[Page and application data records]
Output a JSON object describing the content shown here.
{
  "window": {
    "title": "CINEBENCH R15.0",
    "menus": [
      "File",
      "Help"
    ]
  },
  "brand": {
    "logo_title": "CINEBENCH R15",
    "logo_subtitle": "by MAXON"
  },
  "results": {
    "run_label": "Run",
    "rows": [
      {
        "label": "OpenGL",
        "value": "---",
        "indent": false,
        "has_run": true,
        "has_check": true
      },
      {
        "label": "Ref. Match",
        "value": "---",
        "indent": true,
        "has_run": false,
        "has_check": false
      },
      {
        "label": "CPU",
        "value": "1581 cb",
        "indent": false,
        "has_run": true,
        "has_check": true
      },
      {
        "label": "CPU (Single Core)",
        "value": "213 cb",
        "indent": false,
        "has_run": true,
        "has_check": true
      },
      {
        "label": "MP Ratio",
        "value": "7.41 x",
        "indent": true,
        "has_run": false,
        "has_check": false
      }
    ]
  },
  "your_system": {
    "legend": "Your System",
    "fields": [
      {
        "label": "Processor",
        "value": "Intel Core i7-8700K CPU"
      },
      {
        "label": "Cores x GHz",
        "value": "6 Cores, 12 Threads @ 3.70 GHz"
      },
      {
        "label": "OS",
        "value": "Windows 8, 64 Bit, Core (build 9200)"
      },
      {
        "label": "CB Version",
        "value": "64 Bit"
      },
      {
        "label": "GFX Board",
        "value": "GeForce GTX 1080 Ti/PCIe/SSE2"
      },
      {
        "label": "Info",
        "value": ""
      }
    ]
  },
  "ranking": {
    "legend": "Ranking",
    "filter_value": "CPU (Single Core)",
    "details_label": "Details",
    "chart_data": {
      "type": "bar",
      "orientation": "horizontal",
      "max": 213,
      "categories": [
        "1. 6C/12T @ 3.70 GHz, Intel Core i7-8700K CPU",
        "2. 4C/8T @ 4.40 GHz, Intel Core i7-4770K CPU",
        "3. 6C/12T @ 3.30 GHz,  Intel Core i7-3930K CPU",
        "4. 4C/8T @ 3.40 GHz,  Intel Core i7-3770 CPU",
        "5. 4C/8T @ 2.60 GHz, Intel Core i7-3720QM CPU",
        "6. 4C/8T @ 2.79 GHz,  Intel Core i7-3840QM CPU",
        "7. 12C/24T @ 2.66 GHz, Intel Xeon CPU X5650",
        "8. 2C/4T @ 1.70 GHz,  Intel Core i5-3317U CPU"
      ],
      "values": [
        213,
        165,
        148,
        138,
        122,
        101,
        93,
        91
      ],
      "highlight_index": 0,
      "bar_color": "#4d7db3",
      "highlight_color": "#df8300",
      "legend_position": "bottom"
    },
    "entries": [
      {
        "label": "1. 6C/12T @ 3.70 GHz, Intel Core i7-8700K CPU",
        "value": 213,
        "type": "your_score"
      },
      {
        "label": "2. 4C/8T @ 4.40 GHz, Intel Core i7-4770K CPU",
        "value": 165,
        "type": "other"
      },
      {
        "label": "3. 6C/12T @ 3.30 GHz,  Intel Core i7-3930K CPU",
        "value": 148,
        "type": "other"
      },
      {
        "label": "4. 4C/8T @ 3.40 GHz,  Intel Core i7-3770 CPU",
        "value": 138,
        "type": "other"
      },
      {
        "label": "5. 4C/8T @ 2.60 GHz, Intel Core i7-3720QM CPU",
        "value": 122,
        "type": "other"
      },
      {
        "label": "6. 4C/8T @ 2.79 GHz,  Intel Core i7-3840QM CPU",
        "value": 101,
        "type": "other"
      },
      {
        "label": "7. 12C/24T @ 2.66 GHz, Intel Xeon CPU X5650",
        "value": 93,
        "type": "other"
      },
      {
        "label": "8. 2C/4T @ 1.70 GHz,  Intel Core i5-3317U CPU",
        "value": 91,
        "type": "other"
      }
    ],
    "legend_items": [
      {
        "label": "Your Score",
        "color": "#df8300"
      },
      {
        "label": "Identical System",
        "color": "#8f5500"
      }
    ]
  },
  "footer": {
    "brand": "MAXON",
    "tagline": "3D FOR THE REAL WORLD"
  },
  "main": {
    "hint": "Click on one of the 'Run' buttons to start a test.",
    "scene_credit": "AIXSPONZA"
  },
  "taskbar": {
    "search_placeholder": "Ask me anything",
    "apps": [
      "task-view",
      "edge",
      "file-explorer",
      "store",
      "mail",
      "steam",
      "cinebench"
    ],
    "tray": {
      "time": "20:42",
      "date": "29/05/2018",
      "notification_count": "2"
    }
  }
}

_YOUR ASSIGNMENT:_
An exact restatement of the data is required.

_REPLY:_
Output a JSON object describing the content shown here.
{
  "window": {
    "title": "CINEBENCH R15.0",
    "menus": [
      "File",
      "Help"
    ]
  },
  "brand": {
    "logo_title": "CINEBENCH R15",
    "logo_subtitle": "by MAXON"
  },
  "results": {
    "run_label": "Run",
    "rows": [
      {
        "label": "OpenGL",
        "value": "---",
        "indent": false,
        "has_run": true,
        "has_check": true
      },
      {
        "label": "Ref. Match",
        "value": "---",
        "indent": true,
        "has_run": false,
        "has_check": false
      },
      {
        "label": "CPU",
        "value": "1581 cb",
        "indent": false,
        "has_run": true,
        "has_check": true
      },
      {
        "label": "CPU (Single Core)",
        "value": "213 cb",
        "indent": false,
        "has_run": true,
        "has_check": true
      },
      {
        "label": "MP Ratio",
        "value": "7.41 x",
        "indent": true,
        "has_run": false,
        "has_check": false
      }
    ]
  },
  "your_system": {
    "legend": "Your System",
    "fields": [
      {
        "label": "Processor",
        "value": "Intel Core i7-8700K CPU"
      },
      {
        "label": "Cores x GHz",
        "value": "6 Cores, 12 Threads @ 3.70 GHz"
      },
      {
        "label": "OS",
        "value": "Windows 8, 64 Bit, Core (build 9200)"
      },
      {
        "label": "CB Version",
        "value": "64 Bit"
      },
      {
        "label": "GFX Board",
        "value": "GeForce GTX 1080 Ti/PCIe/SSE2"
      },
      {
        "label": "Info",
        "value": ""
      }
    ]
  },
  "ranking": {
    "legend": "Ranking",
    "filter_value": "CPU (Single Core)",
    "details_label": "Details",
    "chart_data": {
      "type": "bar",
      "orientation": "horizontal",
      "max": 213,
      "categories": [
        "1. 6C/12T @ 3.70 GHz, Intel Core i7-8700K CPU",
        "2. 4C/8T @ 4.40 GHz, Intel Core i7-4770K CPU",
        "3. 6C/12T @ 3.30 GHz,  Intel Core i7-3930K CPU",
        "4. 4C/8T @ 3.40 GHz,  Intel Core i7-3770 CPU",
        "5. 4C/8T @ 2.60 GHz, Intel Core i7-3720QM CPU",
        "6. 4C/8T @ 2.79 GHz,  Intel Core i7-3840QM CPU",
        "7. 12C/24T @ 2.66 GHz, Intel Xeon CPU X5650",
        "8. 2C/4T @ 1.70 GHz,  Intel Core i5-3317U CPU"
      ],
      "values": [
        213,
        165,
        148,
        138,
        122,
        101,
        93,
        91
      ],
      "highlight_index": 0,
      "bar_color": "#4d7db3",
      "highlight_color": "#df8300",
      "legend_position": "bottom"
    },
    "entries": [
      {
        "label": "1. 6C/12T @ 3.70 GHz, Intel Core i7-8700K CPU",
        "value": 213,
        "type": "your_score"
      },
      {
        "label": "2. 4C/8T @ 4.40 GHz, Intel Core i7-4770K CPU",
        "value": 165,
        "type": "other"
      },
      {
        "label": "3. 6C/12T @ 3.30 GHz,  Intel Core i7-3930K CPU",
        "value": 148,
        "type": "other"
      },
      {
        "label": "4. 4C/8T @ 3.40 GHz,  Intel Core i7-3770 CPU",
        "value": 138,
        "type": "other"
      },
      {
        "label": "5. 4C/8T @ 2.60 GHz, Intel Core i7-3720QM CPU",
        "value": 122,
        "type": "other"
      },
      {
        "label": "6. 4C/8T @ 2.79 GHz,  Intel Core i7-3840QM CPU",
        "value": 101,
        "type": "other"
      },
      {
        "label": "7. 12C/24T @ 2.66 GHz, Intel Xeon CPU X5650",
        "value": 93,
        "type": "other"
      },
      {
        "label": "8. 2C/4T @ 1.70 GHz,  Intel Core i5-3317U CPU",
        "value": 91,
        "type": "other"
      }
    ],
    "legend_items": [
      {
        "label": "Your Score",
        "color": "#df8300"
      },
      {
        "label": "Identical System",
        "color": "#8f5500"
      }
    ]
  },
  "footer": {
    "brand": "MAXON",
    "tagline": "3D FOR THE REAL WORLD"
  },
  "main": {
    "hint": "Click on one of the 'Run' buttons to start a test.",
    "scene_credit": "AIXSPONZA"
  },
  "taskbar": {
    "search_placeholder": "Ask me anything",
    "apps": [
      "task-view",
      "edge",
      "file-explorer",
      "store",
      "mail",
      "steam",
      "cinebench"
    ],
    "tray": {
      "time": "20:42",
      "date": "29/05/2018",
      "notification_count": "2"
    }
  }
}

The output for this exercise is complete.